I love to eat pudding but rarely make it because the whole custard aspect feels too involved except on rare occasions. Then I saw this recipe for perfect panna cotta on David Leibovitz' blog and decided to give it a whirl because, no custard! And I was also looking for ways to show off the beautiful berries we'd just picked at our annual pilgrimage to Story Farms in Catskill.
David wasn't exaggerating – it is amazingly easy to make, thanks to the powdered gelatin. Just make sure to start several hours before you plan to serve dessert as it needs time to cool in order to set fully.
I do not own a matched set of custard cups and I currently have only one ramekin so I used a combination of bowls and my small army of used Bonne Maman jam jars.
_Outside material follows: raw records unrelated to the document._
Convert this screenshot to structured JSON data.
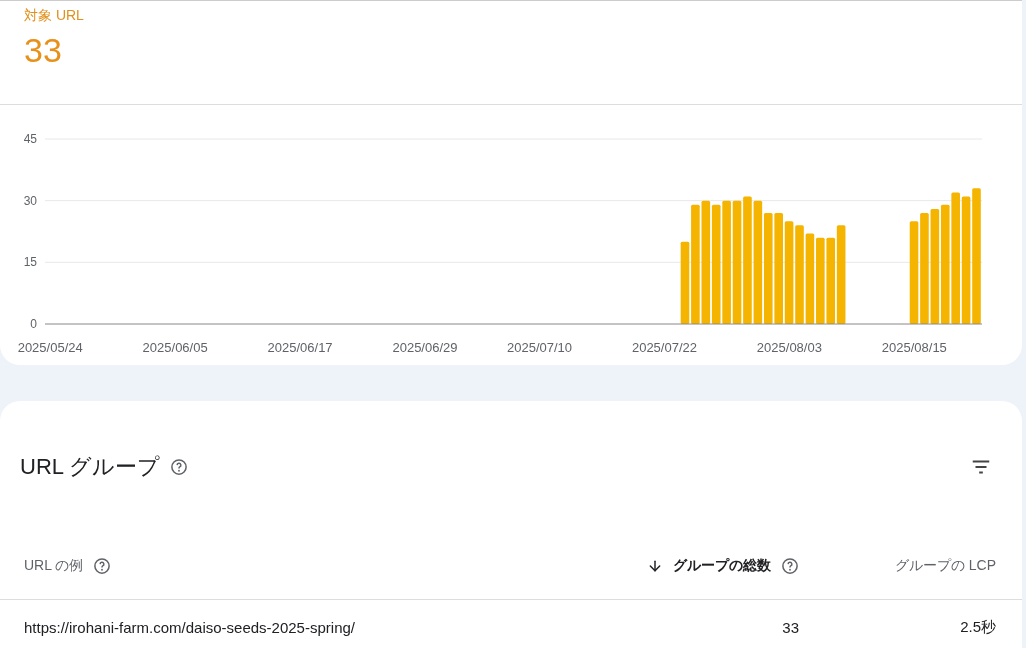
{
  "summary": {
    "label": "対象 URL",
    "value": "33"
  },
  "chart_data": {
    "type": "bar",
    "ylim": [
      0,
      45
    ],
    "yticks": [
      0,
      15,
      30,
      45
    ],
    "categories": [
      "2025/05/24",
      null,
      null,
      null,
      null,
      null,
      null,
      null,
      null,
      null,
      null,
      null,
      "2025/06/05",
      null,
      null,
      null,
      null,
      null,
      null,
      null,
      null,
      null,
      null,
      null,
      "2025/06/17",
      null,
      null,
      null,
      null,
      null,
      null,
      null,
      null,
      null,
      null,
      null,
      "2025/06/29",
      null,
      null,
      null,
      null,
      null,
      null,
      null,
      null,
      null,
      null,
      "2025/07/10",
      null,
      null,
      null,
      null,
      null,
      null,
      null,
      null,
      null,
      null,
      null,
      "2025/07/22",
      null,
      null,
      null,
      null,
      null,
      null,
      null,
      null,
      null,
      null,
      null,
      "2025/08/03",
      null,
      null,
      null,
      null,
      null,
      null,
      null,
      null,
      null,
      null,
      null,
      "2025/08/15",
      null,
      null,
      null,
      null,
      null,
      null
    ],
    "series": [
      {
        "color": "#f4b400",
        "values": [
          null,
          null,
          null,
          null,
          null,
          null,
          null,
          null,
          null,
          null,
          null,
          null,
          null,
          null,
          null,
          null,
          null,
          null,
          null,
          null,
          null,
          null,
          null,
          null,
          null,
          null,
          null,
          null,
          null,
          null,
          null,
          null,
          null,
          null,
          null,
          null,
          null,
          null,
          null,
          null,
          null,
          null,
          null,
          null,
          null,
          null,
          null,
          null,
          null,
          null,
          null,
          null,
          null,
          null,
          null,
          null,
          null,
          null,
          null,
          null,
          null,
          20,
          29,
          30,
          29,
          30,
          30,
          31,
          30,
          27,
          27,
          25,
          24,
          22,
          21,
          21,
          24,
          null,
          null,
          null,
          null,
          null,
          null,
          25,
          27,
          28,
          29,
          32,
          31,
          33
        ]
      }
    ]
  },
  "url_groups": {
    "title": "URL グループ",
    "columns": [
      {
        "label": "URL の例",
        "help": true,
        "sorted": false
      },
      {
        "label": "グループの総数",
        "help": true,
        "sorted": true
      },
      {
        "label": "グループの LCP",
        "help": false,
        "sorted": false
      }
    ],
    "rows": [
      [
        "https://irohani-farm.com/daiso-seeds-2025-spring/",
        "33",
        "2.5秒"
      ]
    ]
  }
}
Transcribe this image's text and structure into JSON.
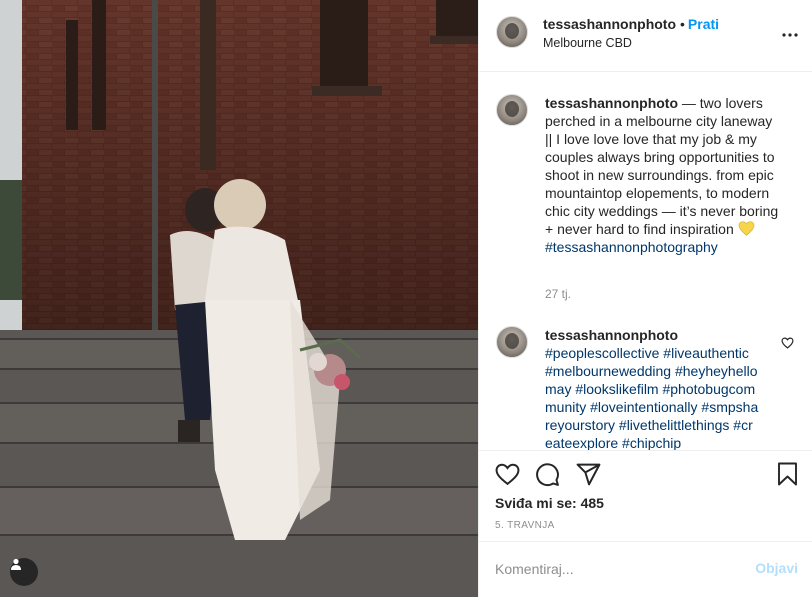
{
  "post": {
    "author": "tessashannonphoto",
    "follow_label": "Prati",
    "separator": "•",
    "location": "Melbourne CBD",
    "photo_alt": "two lovers perched in a melbourne city laneway"
  },
  "caption": {
    "username": "tessashannonphoto",
    "text": " — two lovers perched in a melbourne city laneway || I love love love that my job & my couples always bring opportunities to shoot in new surroundings. from epic mountaintop elopements, to modern chic city weddings — it’s never boring + never hard to find inspiration ",
    "hashtag": "#tessashannonphotography",
    "time": "27 tj."
  },
  "second_comment": {
    "username": "tessashannonphoto",
    "text": "#peoplescollective #liveauthentic #melbournewedding #heyheyhellomay #lookslikefilm #photobugcommunity #loveintentionally #smpshareyourstory #livethelittlethings #createexplore #chipchip"
  },
  "actions": {
    "likes_label": "Sviđa mi se: 485",
    "date": "5. TRAVNJA"
  },
  "comment_form": {
    "placeholder": "Komentiraj...",
    "submit_label": "Objavi"
  },
  "icons": {
    "like": "heart-outline-icon",
    "comment": "speech-bubble-icon",
    "share": "paper-plane-icon",
    "save": "bookmark-icon",
    "more": "ellipsis-icon",
    "tag": "user-tag-icon"
  },
  "colors": {
    "link": "#0095f6",
    "hashtag": "#00376b",
    "muted": "#8e8e8e",
    "post_disabled": "#b2dffc"
  }
}
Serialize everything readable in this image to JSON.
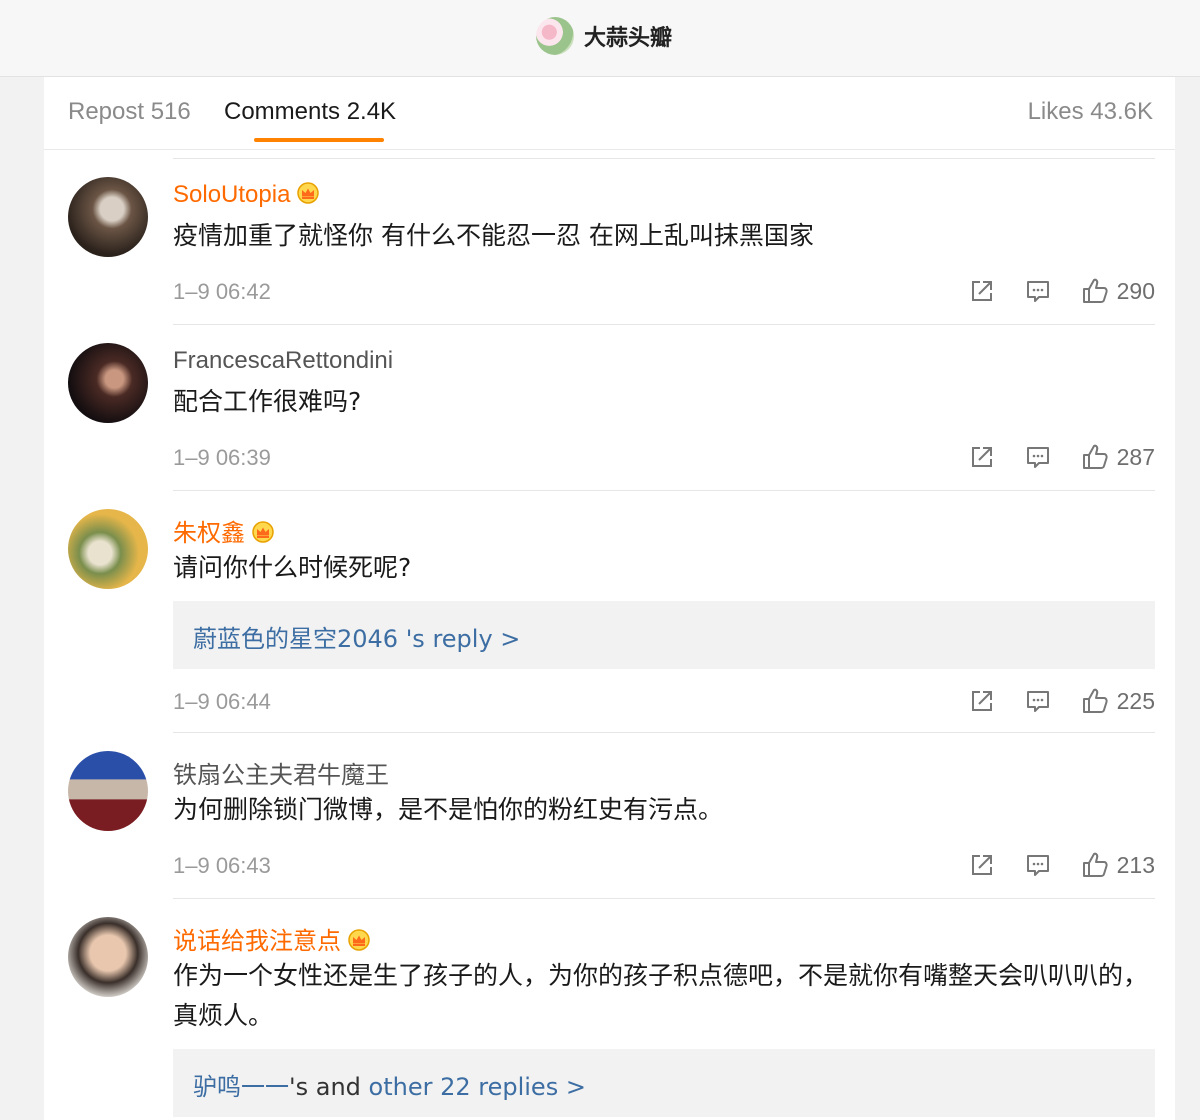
{
  "header": {
    "user_name": "大蒜头瓣"
  },
  "tabs": {
    "repost": "Repost 516",
    "comments": "Comments 2.4K",
    "likes": "Likes 43.6K"
  },
  "comments": [
    {
      "name": "SoloUtopia",
      "text": "疫情加重了就怪你 有什么不能忍一忍 在网上乱叫抹黑国家",
      "time": "1–9 06:42",
      "likes": "290"
    },
    {
      "name": "FrancescaRettondini",
      "text": "配合工作很难吗?",
      "time": "1–9 06:39",
      "likes": "287"
    },
    {
      "name": "朱权鑫",
      "text": "请问你什么时候死呢?",
      "reply_user": "蔚蓝色的星空2046",
      "reply_suffix": " 's reply >",
      "time": "1–9 06:44",
      "likes": "225"
    },
    {
      "name": "铁扇公主夫君牛魔王",
      "text": "为何删除锁门微博，是不是怕你的粉红史有污点。",
      "time": "1–9 06:43",
      "likes": "213"
    },
    {
      "name": "说话给我注意点",
      "text": "作为一个女性还是生了孩子的人，为你的孩子积点德吧，不是就你有嘴整天会叭叭叭的，真烦人。",
      "reply_user": "驴鸣一一",
      "reply_mid": "'s and ",
      "reply_more": "other 22 replies >"
    }
  ],
  "icons": [
    "share-icon",
    "comment-icon",
    "like-icon",
    "crown-icon"
  ],
  "colors": {
    "accent": "#ff8200",
    "vip_name": "#ff6a00",
    "link": "#3d6ea3"
  }
}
One other reason to go with the jam jars is that you can just screw that little red-and-white-checked lid onto the jar, making it easier to store and transport if you wanted to something decadent like bring these on a picnic.
You can either unmold the panna cotta or just serve it as is in the bowl or jar you made it in with the fruit/syrup/chocolate right on top – equally tasty and pretty and much easier, methinks. I unmolded one and then left the rest in their respective jars and bowls.
Serve with the fresh fruit of your choice – strawberries, peaches, raspberries, blueberries, and more. You could also shave a little dark chocolate over it or drizzle a little honey on it if you don't have any fruit on hand. I added a drizzle of the linden blossom syrup that's currently infusing in my fridge (post coming soon) to mine and it was divine.
Perfect Panna Cotta
Adapted from Judy Witts Francini's Secrets from My Tuscan Kitchen
Makes 8 servings
4 cups (2 pints) heavy cream or half-and-half – I used 1 pint of each
1/2 cup organic cane sugar
2 teaspoons pure vanilla extract
2 packets powdered gelatin (about 4-1/2 teaspoons)
6 tablespoons cold water
1. Heat the heavy cream and sugar in a saucepan or microwave. Once the sugar is dissolved, remove from heat and stir in the vanilla extract.
2. Lightly grease eight small cups or bowls with a neutral-tasting oil - avocado, coconut, safflower, etc.
3. Sprinkle the gelatin over the cold water in a medium-sized bowl and let stand 5 to 10 minutes. Don't be alarmed if it has an unappealing, acrid odor.
4. Pour the very warm cream and sugar mixture over the gelatin and stir until the gelatin is completely dissolved.
5. Divide the mixture into the bowls or cups, then chill until firm - between 2-4 hours. If you'd like to unmold them before serving, run a sharp knife carefully around the edge of each bowl/cup and turn out onto a plate (I had to give mine quite a bit of assistance.) Top with fruit, chocolate, honey or syrup and serve.
Related post on The Garden of Eating: Strawberry Shortcake